• _About this task_
Among the entries below, find the lines holding "Documentos" and copy them.

• _Supplied material_
BEGIN

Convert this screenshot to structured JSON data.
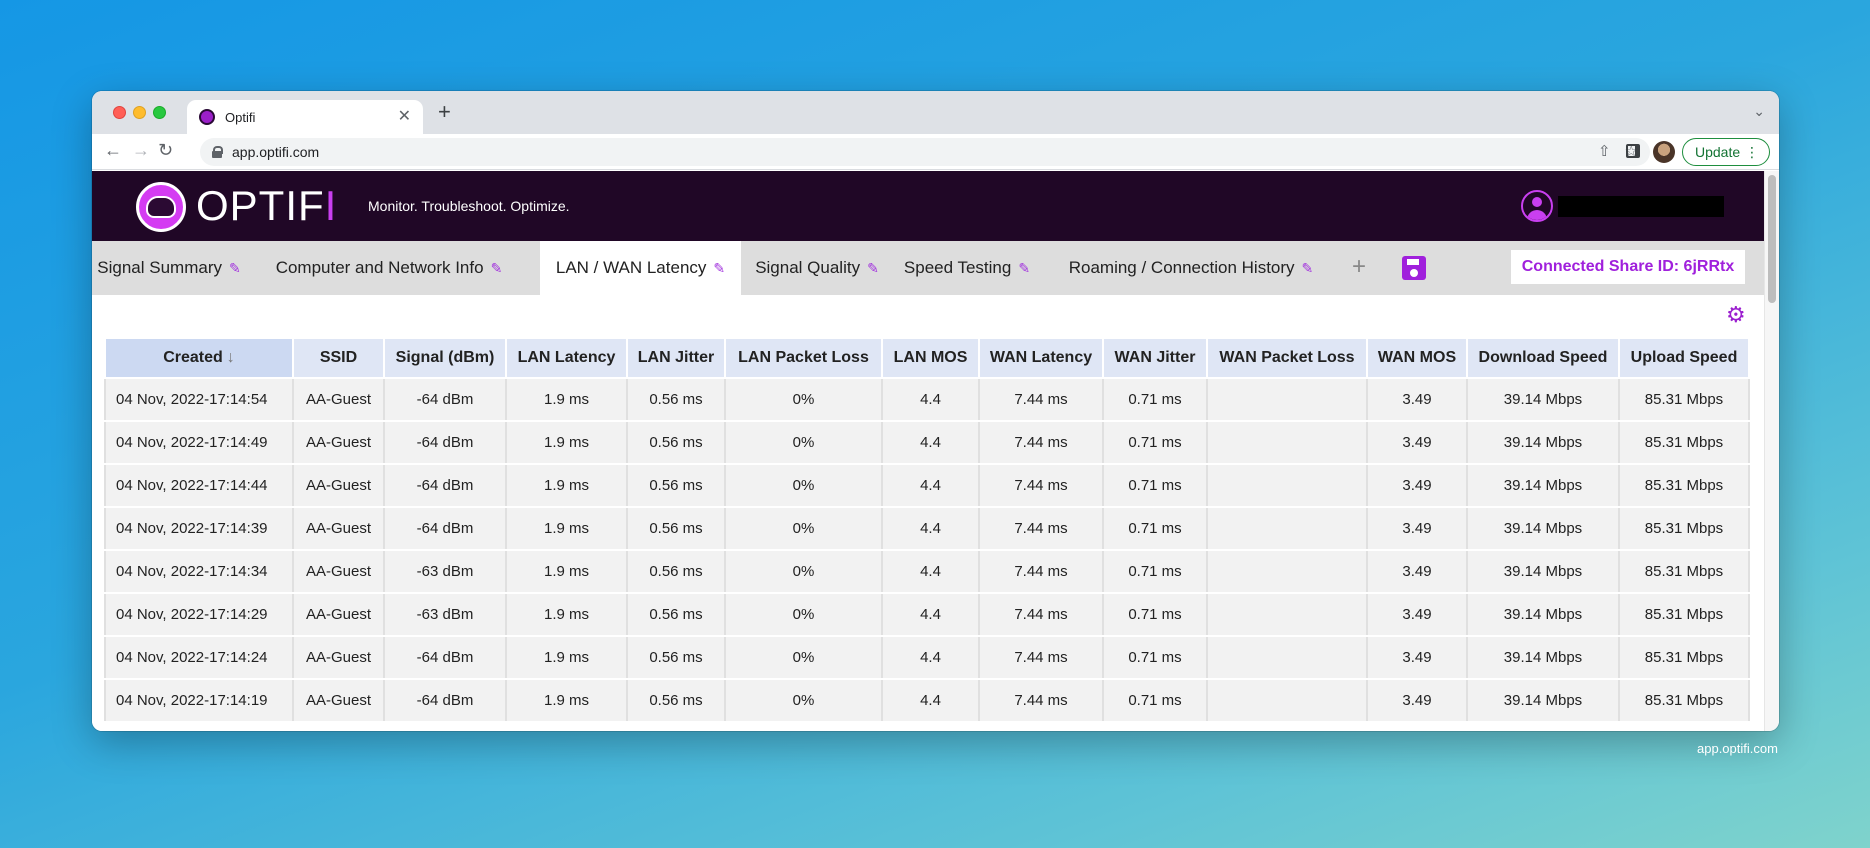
{
  "browser": {
    "tab_title": "Optifi",
    "new_tab_label": "+",
    "url": "app.optifi.com",
    "update_label": "Update"
  },
  "app": {
    "logo_text_main": "OPTIF",
    "logo_text_accent": "I",
    "tagline": "Monitor. Troubleshoot. Optimize."
  },
  "tabs": [
    {
      "label": "Signal Summary"
    },
    {
      "label": "Computer and Network Info"
    },
    {
      "label": "LAN / WAN Latency"
    },
    {
      "label": "Signal Quality"
    },
    {
      "label": "Speed Testing"
    },
    {
      "label": "Roaming / Connection History"
    }
  ],
  "share": {
    "label": "Connected Share ID: 6jRRtx"
  },
  "table": {
    "headers": [
      "Created",
      "SSID",
      "Signal (dBm)",
      "LAN Latency",
      "LAN Jitter",
      "LAN Packet Loss",
      "LAN MOS",
      "WAN Latency",
      "WAN Jitter",
      "WAN Packet Loss",
      "WAN MOS",
      "Download Speed",
      "Upload Speed"
    ],
    "rows": [
      [
        "04 Nov, 2022-17:14:54",
        "AA-Guest",
        "-64 dBm",
        "1.9 ms",
        "0.56 ms",
        "0%",
        "4.4",
        "7.44 ms",
        "0.71 ms",
        "",
        "3.49",
        "39.14 Mbps",
        "85.31 Mbps"
      ],
      [
        "04 Nov, 2022-17:14:49",
        "AA-Guest",
        "-64 dBm",
        "1.9 ms",
        "0.56 ms",
        "0%",
        "4.4",
        "7.44 ms",
        "0.71 ms",
        "",
        "3.49",
        "39.14 Mbps",
        "85.31 Mbps"
      ],
      [
        "04 Nov, 2022-17:14:44",
        "AA-Guest",
        "-64 dBm",
        "1.9 ms",
        "0.56 ms",
        "0%",
        "4.4",
        "7.44 ms",
        "0.71 ms",
        "",
        "3.49",
        "39.14 Mbps",
        "85.31 Mbps"
      ],
      [
        "04 Nov, 2022-17:14:39",
        "AA-Guest",
        "-64 dBm",
        "1.9 ms",
        "0.56 ms",
        "0%",
        "4.4",
        "7.44 ms",
        "0.71 ms",
        "",
        "3.49",
        "39.14 Mbps",
        "85.31 Mbps"
      ],
      [
        "04 Nov, 2022-17:14:34",
        "AA-Guest",
        "-63 dBm",
        "1.9 ms",
        "0.56 ms",
        "0%",
        "4.4",
        "7.44 ms",
        "0.71 ms",
        "",
        "3.49",
        "39.14 Mbps",
        "85.31 Mbps"
      ],
      [
        "04 Nov, 2022-17:14:29",
        "AA-Guest",
        "-63 dBm",
        "1.9 ms",
        "0.56 ms",
        "0%",
        "4.4",
        "7.44 ms",
        "0.71 ms",
        "",
        "3.49",
        "39.14 Mbps",
        "85.31 Mbps"
      ],
      [
        "04 Nov, 2022-17:14:24",
        "AA-Guest",
        "-64 dBm",
        "1.9 ms",
        "0.56 ms",
        "0%",
        "4.4",
        "7.44 ms",
        "0.71 ms",
        "",
        "3.49",
        "39.14 Mbps",
        "85.31 Mbps"
      ],
      [
        "04 Nov, 2022-17:14:19",
        "AA-Guest",
        "-64 dBm",
        "1.9 ms",
        "0.56 ms",
        "0%",
        "4.4",
        "7.44 ms",
        "0.71 ms",
        "",
        "3.49",
        "39.14 Mbps",
        "85.31 Mbps"
      ]
    ]
  },
  "footer": {
    "url": "app.optifi.com"
  },
  "colors": {
    "accent": "#a020dc",
    "header_bg": "#200726",
    "tabbar_bg": "#dddddd"
  },
  "icons": [
    "lock-icon",
    "share-icon",
    "star-icon",
    "gear-icon",
    "save-icon",
    "edit-icon",
    "sort-down-icon",
    "user-icon"
  ]
}
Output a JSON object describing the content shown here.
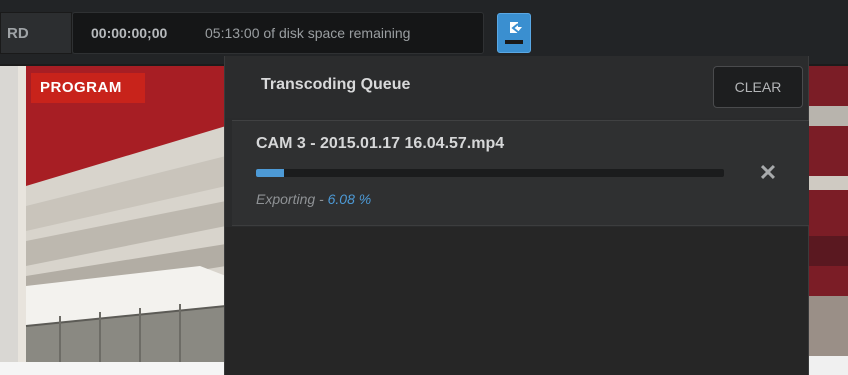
{
  "topbar": {
    "record_label": "RD",
    "timecode": "00:00:00;00",
    "disk_space": "05:13:00 of disk space remaining",
    "transcode_icon": "transcode-queue-icon",
    "accent_color": "#3a8fd0"
  },
  "program": {
    "badge_label": "PROGRAM",
    "badge_color": "#c8231b"
  },
  "transcoding": {
    "title": "Transcoding Queue",
    "clear_label": "CLEAR",
    "items": [
      {
        "file_name": "CAM 3 - 2015.01.17 16.04.57.mp4",
        "status": "Exporting",
        "separator": "-",
        "percent_text": "6.08 %",
        "progress_percent": 6.08,
        "remove_icon": "close-icon",
        "remove_glyph": "✕"
      }
    ]
  }
}
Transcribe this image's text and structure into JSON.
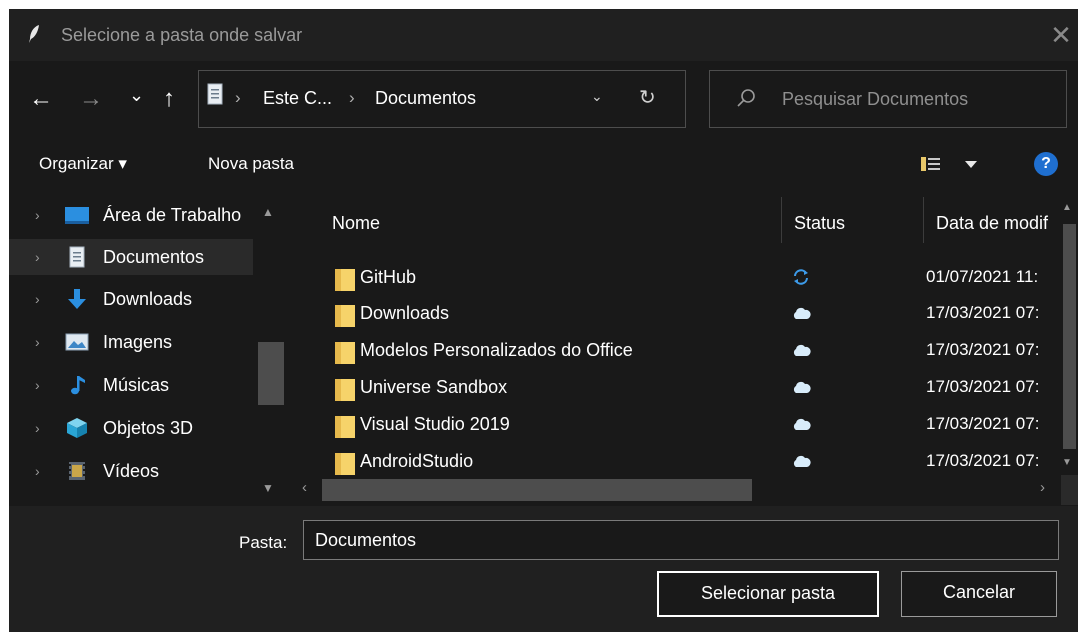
{
  "window": {
    "title": "Selecione a pasta onde salvar",
    "close_icon": "✕"
  },
  "nav": {
    "back_icon": "←",
    "forward_icon": "→",
    "recent_icon": "⌄",
    "up_icon": "↑"
  },
  "address": {
    "crumbs": [
      "Este C...",
      "Documentos"
    ],
    "separator": "›",
    "dropdown_icon": "⌄",
    "refresh_icon": "↻"
  },
  "search": {
    "placeholder": "Pesquisar Documentos"
  },
  "commandbar": {
    "organize_label": "Organizar ▾",
    "new_folder_label": "Nova pasta",
    "help_label": "?"
  },
  "navigation_pane": {
    "items": [
      {
        "label": "Área de Trabalho",
        "icon": "desktop-icon",
        "selected": false
      },
      {
        "label": "Documentos",
        "icon": "documents-icon",
        "selected": true
      },
      {
        "label": "Downloads",
        "icon": "downloads-icon",
        "selected": false
      },
      {
        "label": "Imagens",
        "icon": "pictures-icon",
        "selected": false
      },
      {
        "label": "Músicas",
        "icon": "music-icon",
        "selected": false
      },
      {
        "label": "Objetos 3D",
        "icon": "3d-objects-icon",
        "selected": false
      },
      {
        "label": "Vídeos",
        "icon": "videos-icon",
        "selected": false
      }
    ]
  },
  "file_list": {
    "columns": [
      "Nome",
      "Status",
      "Data de modif"
    ],
    "rows": [
      {
        "name": "GitHub",
        "status": "sync-icon",
        "date": "01/07/2021 11:"
      },
      {
        "name": "Downloads",
        "status": "cloud-icon",
        "date": "17/03/2021 07:"
      },
      {
        "name": "Modelos Personalizados do Office",
        "status": "cloud-icon",
        "date": "17/03/2021 07:"
      },
      {
        "name": "Universe Sandbox",
        "status": "cloud-icon",
        "date": "17/03/2021 07:"
      },
      {
        "name": "Visual Studio 2019",
        "status": "cloud-icon",
        "date": "17/03/2021 07:"
      },
      {
        "name": "AndroidStudio",
        "status": "cloud-icon",
        "date": "17/03/2021 07:"
      }
    ]
  },
  "footer": {
    "folder_label": "Pasta:",
    "folder_value": "Documentos",
    "select_button": "Selecionar pasta",
    "cancel_button": "Cancelar"
  },
  "colors": {
    "background": "#191919",
    "titlebar": "#202020",
    "folder": "#f6d36a",
    "accent": "#1f6fd0",
    "status_blue": "#3d9be9"
  }
}
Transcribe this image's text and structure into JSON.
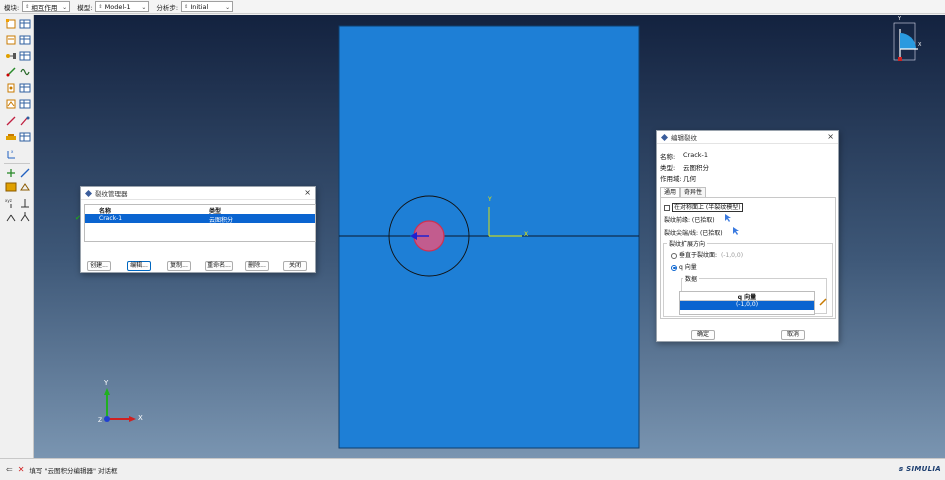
{
  "context_bar": {
    "module_label": "模块:",
    "module_value": "相互作用",
    "model_label": "模型:",
    "model_value": "Model-1",
    "step_label": "分析步:",
    "step_value": "Initial"
  },
  "status": {
    "text": "填写 \"云图积分编辑器\" 对话框",
    "brand": "SIMULIA"
  },
  "crack_manager": {
    "title": "裂纹管理器",
    "col_name": "名称",
    "col_type": "类型",
    "rows": [
      {
        "name": "Crack-1",
        "type": "云图积分"
      }
    ],
    "buttons": {
      "create": "创建...",
      "edit": "编辑...",
      "copy": "复制...",
      "rename": "重命名...",
      "delete": "删除...",
      "close": "关闭"
    }
  },
  "edit_crack": {
    "title": "编辑裂纹",
    "name_label": "名称:",
    "name_value": "Crack-1",
    "type_label": "类型:",
    "type_value": "云图积分",
    "domain_label": "作用域:",
    "domain_value": "几何",
    "tabs": [
      "通用",
      "奇异性"
    ],
    "symmetry_label": "在对称面上 (半裂纹模型)",
    "front_label": "裂纹前缘: (已拾取)",
    "tip_label": "裂纹尖端/线: (已拾取)",
    "direction_group": "裂纹扩展方向",
    "normal_option": "垂直于裂纹面:",
    "normal_value": "(-1,0,0)",
    "q_option": "q 向量",
    "data_group": "数据",
    "data_header": "q 向量",
    "data_value": "(-1,0,0)",
    "ok": "确定",
    "cancel": "取消"
  },
  "viewport": {
    "triad_center_y": "Y",
    "triad_center_x": "X",
    "triad_bl_y": "Y",
    "triad_bl_x": "X",
    "triad_bl_z": "Z",
    "view_cube_y": "Y",
    "view_cube_x": "X"
  },
  "colors": {
    "plate": "#1e7fd6",
    "selection": "#d04a6a",
    "accent": "#0a64d0"
  }
}
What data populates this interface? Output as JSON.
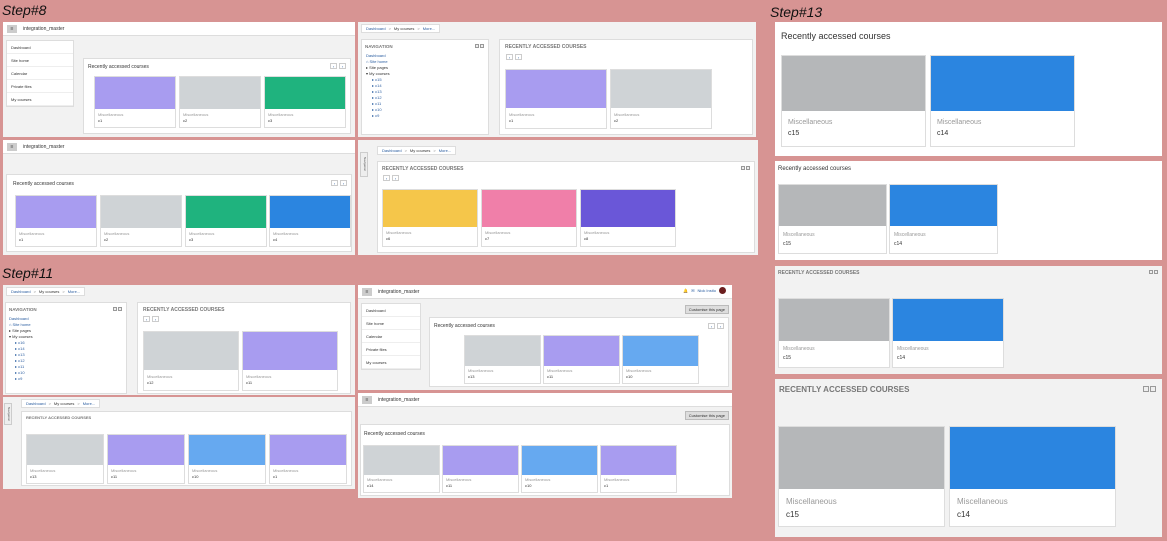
{
  "steps": {
    "s8": "Step#8",
    "s11": "Step#11",
    "s13": "Step#13"
  },
  "app": {
    "site_name": "integration_master",
    "customise_label": "Customise this page",
    "user_name": "Nick Instlo"
  },
  "menu": [
    "Dashboard",
    "Site home",
    "Calendar",
    "Private files",
    "My courses"
  ],
  "nav": {
    "heading": "NAVIGATION",
    "tab": "Navigation",
    "dashboard": "Dashboard",
    "site_home": "Site home",
    "site_pages": "Site pages",
    "my_courses": "My courses",
    "courses_a": [
      "c15",
      "c14",
      "c13",
      "c12",
      "c11",
      "c10",
      "c9"
    ],
    "courses_b": [
      "c16",
      "c14",
      "c13",
      "c12",
      "c11",
      "c10",
      "c9"
    ]
  },
  "crumbs": [
    "Dashboard",
    "My courses",
    "More..."
  ],
  "block": {
    "title": "Recently accessed courses",
    "title_caps": "RECENTLY ACCESSED COURSES"
  },
  "category": "Miscellaneous",
  "courses": {
    "p1": [
      "c1",
      "c2",
      "c3"
    ],
    "p2": [
      "c1",
      "c2",
      "c3",
      "c4"
    ],
    "p3": [
      "c1",
      "c2"
    ],
    "p4": [
      "c6",
      "c7",
      "c8"
    ],
    "p5": [
      "c12",
      "c11"
    ],
    "p6": [
      "c13",
      "c11",
      "c10"
    ],
    "p7": [
      "c13",
      "c11",
      "c10",
      "c1"
    ],
    "p8": [
      "c14",
      "c11",
      "c10",
      "c1"
    ],
    "right": [
      "c15",
      "c14"
    ]
  },
  "colors": {
    "purple": "#a89cf0",
    "grey": "#cfd3d6",
    "green": "#1fb37e",
    "blue": "#2b85e0",
    "yellow": "#f5c64a",
    "pink": "#f07fa9",
    "indigo": "#6a57d8",
    "lightblue": "#66a9f0",
    "darkgrey": "#b5b7b9",
    "link": "#2a5da0"
  }
}
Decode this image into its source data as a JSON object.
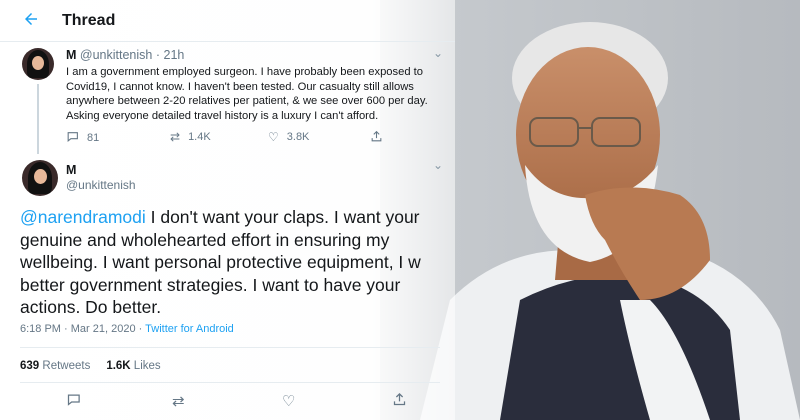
{
  "header": {
    "title": "Thread",
    "back_icon": "arrow-left-icon"
  },
  "tweet1": {
    "name": "M",
    "handle": "@unkittenish",
    "time": "21h",
    "text": "I am a government employed surgeon. I have probably been exposed to Covid19, I cannot know. I haven't been tested. Our casualty still allows anywhere between 2-20 relatives per patient, & we see over 600 per day. Asking everyone detailed travel history is a luxury I can't afford.",
    "replies": "81",
    "retweets": "1.4K",
    "likes": "3.8K"
  },
  "tweet2": {
    "name": "M",
    "handle": "@unkittenish",
    "mention": "@narendramodi",
    "text_after_mention": " I don't want your claps. I want your genuine and wholehearted effort in ensuring my wellbeing. I want personal protective equipment, I w better government strategies. I want to have your actions. Do better.",
    "timestamp": "6:18 PM · Mar 21, 2020 · ",
    "source": "Twitter for Android",
    "retweet_count": "639",
    "retweet_label": " Retweets",
    "like_count": "1.6K",
    "like_label": " Likes"
  },
  "colors": {
    "accent": "#1da1f2",
    "muted": "#657786",
    "text": "#14171a"
  }
}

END

• _Written answer_
      "Documentos"
    "placeholder": "Pesquisar Documentos"
        "label": "Documentos",
    "folder_value": "Documentos",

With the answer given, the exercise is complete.